**TASK STATEMENT**
All of the entries below are to be retyped exactly.

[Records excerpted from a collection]
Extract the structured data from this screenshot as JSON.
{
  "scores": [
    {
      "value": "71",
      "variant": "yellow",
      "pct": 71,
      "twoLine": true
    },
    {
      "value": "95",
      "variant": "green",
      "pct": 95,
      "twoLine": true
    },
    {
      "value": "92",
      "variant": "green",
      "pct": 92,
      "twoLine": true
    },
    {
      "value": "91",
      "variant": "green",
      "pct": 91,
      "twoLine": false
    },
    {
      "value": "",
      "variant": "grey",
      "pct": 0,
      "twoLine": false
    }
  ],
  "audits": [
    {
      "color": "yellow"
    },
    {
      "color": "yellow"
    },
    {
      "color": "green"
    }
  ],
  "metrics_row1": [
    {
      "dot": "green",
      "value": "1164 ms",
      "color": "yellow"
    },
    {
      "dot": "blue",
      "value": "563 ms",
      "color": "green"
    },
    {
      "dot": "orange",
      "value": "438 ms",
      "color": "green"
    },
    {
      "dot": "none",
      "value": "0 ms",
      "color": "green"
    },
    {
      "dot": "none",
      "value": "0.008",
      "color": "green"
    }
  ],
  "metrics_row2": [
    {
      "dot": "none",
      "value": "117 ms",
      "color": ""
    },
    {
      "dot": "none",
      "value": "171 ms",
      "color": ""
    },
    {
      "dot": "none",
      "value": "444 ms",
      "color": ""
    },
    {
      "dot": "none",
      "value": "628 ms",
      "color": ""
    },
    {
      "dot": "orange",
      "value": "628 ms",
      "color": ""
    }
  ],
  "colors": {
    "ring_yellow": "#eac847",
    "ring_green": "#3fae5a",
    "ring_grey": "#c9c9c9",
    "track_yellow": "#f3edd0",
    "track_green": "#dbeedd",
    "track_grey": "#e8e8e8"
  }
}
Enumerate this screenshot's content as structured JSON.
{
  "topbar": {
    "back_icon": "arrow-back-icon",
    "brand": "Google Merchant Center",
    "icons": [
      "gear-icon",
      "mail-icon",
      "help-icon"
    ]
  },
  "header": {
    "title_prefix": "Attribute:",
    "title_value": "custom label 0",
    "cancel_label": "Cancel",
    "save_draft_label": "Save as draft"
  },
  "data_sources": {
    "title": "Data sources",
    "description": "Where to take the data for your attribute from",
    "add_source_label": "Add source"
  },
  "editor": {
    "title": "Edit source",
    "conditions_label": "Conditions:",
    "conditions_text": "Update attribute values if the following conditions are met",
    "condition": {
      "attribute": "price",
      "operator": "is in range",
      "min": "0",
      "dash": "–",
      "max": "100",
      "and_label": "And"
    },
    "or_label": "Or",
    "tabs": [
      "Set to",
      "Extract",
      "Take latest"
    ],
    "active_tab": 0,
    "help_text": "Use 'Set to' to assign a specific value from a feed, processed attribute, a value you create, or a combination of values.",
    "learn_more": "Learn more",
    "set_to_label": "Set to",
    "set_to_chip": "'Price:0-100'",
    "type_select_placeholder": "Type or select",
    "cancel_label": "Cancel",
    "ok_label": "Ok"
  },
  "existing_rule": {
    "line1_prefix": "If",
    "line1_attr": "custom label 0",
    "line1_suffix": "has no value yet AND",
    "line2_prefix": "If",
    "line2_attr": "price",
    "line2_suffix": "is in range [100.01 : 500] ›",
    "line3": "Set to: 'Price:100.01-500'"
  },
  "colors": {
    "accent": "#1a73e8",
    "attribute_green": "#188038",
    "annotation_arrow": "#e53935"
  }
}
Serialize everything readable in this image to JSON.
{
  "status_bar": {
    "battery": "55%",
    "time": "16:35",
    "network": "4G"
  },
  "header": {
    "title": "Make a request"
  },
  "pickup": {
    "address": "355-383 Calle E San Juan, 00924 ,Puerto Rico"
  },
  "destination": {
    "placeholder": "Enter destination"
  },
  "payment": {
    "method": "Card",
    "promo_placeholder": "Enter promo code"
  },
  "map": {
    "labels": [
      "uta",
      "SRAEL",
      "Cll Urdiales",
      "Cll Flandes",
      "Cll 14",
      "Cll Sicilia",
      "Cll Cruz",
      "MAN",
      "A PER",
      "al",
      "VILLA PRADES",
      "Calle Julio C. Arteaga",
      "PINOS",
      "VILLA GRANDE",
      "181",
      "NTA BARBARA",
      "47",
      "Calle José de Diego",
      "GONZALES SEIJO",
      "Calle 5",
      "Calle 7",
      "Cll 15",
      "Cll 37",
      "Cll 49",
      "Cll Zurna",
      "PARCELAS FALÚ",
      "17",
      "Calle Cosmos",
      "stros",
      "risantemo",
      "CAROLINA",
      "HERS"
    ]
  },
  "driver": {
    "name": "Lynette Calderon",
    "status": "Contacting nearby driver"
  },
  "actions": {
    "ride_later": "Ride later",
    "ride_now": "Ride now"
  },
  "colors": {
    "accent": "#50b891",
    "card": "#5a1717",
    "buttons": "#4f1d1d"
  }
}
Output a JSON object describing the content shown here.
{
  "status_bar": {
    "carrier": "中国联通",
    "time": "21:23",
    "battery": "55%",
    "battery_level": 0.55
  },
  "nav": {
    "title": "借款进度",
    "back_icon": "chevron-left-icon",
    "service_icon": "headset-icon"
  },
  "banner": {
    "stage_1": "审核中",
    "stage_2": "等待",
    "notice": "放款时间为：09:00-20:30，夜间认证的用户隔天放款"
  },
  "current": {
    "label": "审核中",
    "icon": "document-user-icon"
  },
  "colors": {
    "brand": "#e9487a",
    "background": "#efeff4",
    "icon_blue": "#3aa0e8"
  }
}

**TASK RESPONSE**
Extract the structured data from this screenshot as JSON.
{
  "scores": [
    {
      "value": "71",
      "variant": "yellow",
      "pct": 71,
      "twoLine": true
    },
    {
      "value": "95",
      "variant": "green",
      "pct": 95,
      "twoLine": true
    },
    {
      "value": "92",
      "variant": "green",
      "pct": 92,
      "twoLine": true
    },
    {
      "value": "91",
      "variant": "green",
      "pct": 91,
      "twoLine": false
    },
    {
      "value": "",
      "variant": "grey",
      "pct": 0,
      "twoLine": false
    }
  ],
  "audits": [
    {
      "color": "yellow"
    },
    {
      "color": "yellow"
    },
    {
      "color": "green"
    }
  ],
  "metrics_row1": [
    {
      "dot": "green",
      "value": "1164 ms",
      "color": "yellow"
    },
    {
      "dot": "blue",
      "value": "563 ms",
      "color": "green"
    },
    {
      "dot": "orange",
      "value": "438 ms",
      "color": "green"
    },
    {
      "dot": "none",
      "value": "0 ms",
      "color": "green"
    },
    {
      "dot": "none",
      "value": "0.008",
      "color": "green"
    }
  ],
  "metrics_row2": [
    {
      "dot": "none",
      "value": "117 ms",
      "color": ""
    },
    {
      "dot": "none",
      "value": "171 ms",
      "color": ""
    },
    {
      "dot": "none",
      "value": "444 ms",
      "color": ""
    },
    {
      "dot": "none",
      "value": "628 ms",
      "color": ""
    },
    {
      "dot": "orange",
      "value": "628 ms",
      "color": ""
    }
  ],
  "colors": {
    "ring_yellow": "#eac847",
    "ring_green": "#3fae5a",
    "ring_grey": "#c9c9c9",
    "track_yellow": "#f3edd0",
    "track_green": "#dbeedd",
    "track_grey": "#e8e8e8"
  }
}
Enumerate this screenshot's content as structured JSON.
{
  "topbar": {
    "back_icon": "arrow-back-icon",
    "brand": "Google Merchant Center",
    "icons": [
      "gear-icon",
      "mail-icon",
      "help-icon"
    ]
  },
  "header": {
    "title_prefix": "Attribute:",
    "title_value": "custom label 0",
    "cancel_label": "Cancel",
    "save_draft_label": "Save as draft"
  },
  "data_sources": {
    "title": "Data sources",
    "description": "Where to take the data for your attribute from",
    "add_source_label": "Add source"
  },
  "editor": {
    "title": "Edit source",
    "conditions_label": "Conditions:",
    "conditions_text": "Update attribute values if the following conditions are met",
    "condition": {
      "attribute": "price",
      "operator": "is in range",
      "min": "0",
      "dash": "–",
      "max": "100",
      "and_label": "And"
    },
    "or_label": "Or",
    "tabs": [
      "Set to",
      "Extract",
      "Take latest"
    ],
    "active_tab": 0,
    "help_text": "Use 'Set to' to assign a specific value from a feed, processed attribute, a value you create, or a combination of values.",
    "learn_more": "Learn more",
    "set_to_label": "Set to",
    "set_to_chip": "'Price:0-100'",
    "type_select_placeholder": "Type or select",
    "cancel_label": "Cancel",
    "ok_label": "Ok"
  },
  "existing_rule": {
    "line1_prefix": "If",
    "line1_attr": "custom label 0",
    "line1_suffix": "has no value yet AND",
    "line2_prefix": "If",
    "line2_attr": "price",
    "line2_suffix": "is in range [100.01 : 500] ›",
    "line3": "Set to: 'Price:100.01-500'"
  },
  "colors": {
    "accent": "#1a73e8",
    "attribute_green": "#188038",
    "annotation_arrow": "#e53935"
  }
}
Serialize everything readable in this image to JSON.
{
  "status_bar": {
    "battery": "55%",
    "time": "16:35",
    "network": "4G"
  },
  "header": {
    "title": "Make a request"
  },
  "pickup": {
    "address": "355-383 Calle E San Juan, 00924 ,Puerto Rico"
  },
  "destination": {
    "placeholder": "Enter destination"
  },
  "payment": {
    "method": "Card",
    "promo_placeholder": "Enter promo code"
  },
  "map": {
    "labels": [
      "uta",
      "SRAEL",
      "Cll Urdiales",
      "Cll Flandes",
      "Cll 14",
      "Cll Sicilia",
      "Cll Cruz",
      "MAN",
      "A PER",
      "al",
      "VILLA PRADES",
      "Calle Julio C. Arteaga",
      "PINOS",
      "VILLA GRANDE",
      "181",
      "NTA BARBARA",
      "47",
      "Calle José de Diego",
      "GONZALES SEIJO",
      "Calle 5",
      "Calle 7",
      "Cll 15",
      "Cll 37",
      "Cll 49",
      "Cll Zurna",
      "PARCELAS FALÚ",
      "17",
      "Calle Cosmos",
      "stros",
      "risantemo",
      "CAROLINA",
      "HERS"
    ]
  },
  "driver": {
    "name": "Lynette Calderon",
    "status": "Contacting nearby driver"
  },
  "actions": {
    "ride_later": "Ride later",
    "ride_now": "Ride now"
  },
  "colors": {
    "accent": "#50b891",
    "card": "#5a1717",
    "buttons": "#4f1d1d"
  }
}
Output a JSON object describing the content shown here.
{
  "status_bar": {
    "carrier": "中国联通",
    "time": "21:23",
    "battery": "55%",
    "battery_level": 0.55
  },
  "nav": {
    "title": "借款进度",
    "back_icon": "chevron-left-icon",
    "service_icon": "headset-icon"
  },
  "banner": {
    "stage_1": "审核中",
    "stage_2": "等待",
    "notice": "放款时间为：09:00-20:30，夜间认证的用户隔天放款"
  },
  "current": {
    "label": "审核中",
    "icon": "document-user-icon"
  },
  "colors": {
    "brand": "#e9487a",
    "background": "#efeff4",
    "icon_blue": "#3aa0e8"
  }
}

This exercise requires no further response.